"The groundwork of all happiness is health." - Leigh Hunt

Artificial Sweeteners: No Help, Possible Harm?

The research we're taking a look at.

Photo: © Highwaystarz-Photography/Thinkstock

About a 3rd of Americans say they use artificial sweeteners each day. Popular examples include aspartame (Equivalent, NutraSweet), sucralose (Splenda), and stevia (Truvia, Pure Via). All of those can be found in packets and are also added to soda, yogurt and other foods.

But do these sugar substitutes aid you shed pounds? New research suggests they don't. In fact, this will likely have the other effect of zero-calorie foods – and possibly even increase the danger of hypertension, diabetes and heart disease.

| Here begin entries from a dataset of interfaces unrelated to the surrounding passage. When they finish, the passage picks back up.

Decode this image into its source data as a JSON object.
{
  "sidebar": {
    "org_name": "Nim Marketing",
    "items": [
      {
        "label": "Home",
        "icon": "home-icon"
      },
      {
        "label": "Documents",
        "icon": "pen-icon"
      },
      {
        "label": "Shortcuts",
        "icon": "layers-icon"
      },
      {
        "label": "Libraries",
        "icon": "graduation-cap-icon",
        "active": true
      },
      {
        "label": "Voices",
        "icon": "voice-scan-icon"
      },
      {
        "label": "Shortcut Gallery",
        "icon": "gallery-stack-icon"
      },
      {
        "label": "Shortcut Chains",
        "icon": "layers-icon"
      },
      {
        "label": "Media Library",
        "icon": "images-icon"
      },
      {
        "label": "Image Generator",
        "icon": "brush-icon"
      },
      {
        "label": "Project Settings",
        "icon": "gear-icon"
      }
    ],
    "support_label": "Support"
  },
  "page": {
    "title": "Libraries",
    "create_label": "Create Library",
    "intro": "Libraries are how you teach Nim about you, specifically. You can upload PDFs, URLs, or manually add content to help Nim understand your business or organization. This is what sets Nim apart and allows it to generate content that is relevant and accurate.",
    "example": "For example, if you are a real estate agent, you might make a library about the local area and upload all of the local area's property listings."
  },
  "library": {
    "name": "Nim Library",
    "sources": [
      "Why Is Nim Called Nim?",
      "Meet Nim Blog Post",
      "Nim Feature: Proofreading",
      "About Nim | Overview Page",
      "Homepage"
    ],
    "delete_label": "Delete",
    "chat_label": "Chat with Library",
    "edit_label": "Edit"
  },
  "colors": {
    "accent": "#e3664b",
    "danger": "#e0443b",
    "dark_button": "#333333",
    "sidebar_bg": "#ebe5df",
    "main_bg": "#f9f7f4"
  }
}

Researchers reviewed 37 studies involving a complete of greater than 400,000 people. But there have been only seven “gold standard” randomized controlled trials, comparing individuals who used artificial sweeteners for six to 24 months with a control (placebo). These studies found no clear evidence that fake sugar helped chubby people shed kilos.

Other studies have revealed possible links between artificial sweetener consumption and hypertension, diabetes and heart disease. The reasons behind these trends usually are not fully understood. Some researchers consider that sugar substitutes can leave the brain unsatisfied, resulting in unhealthy cravings and overeating. The study was published on July 17, 2017, in Canadian Medical Association Journal.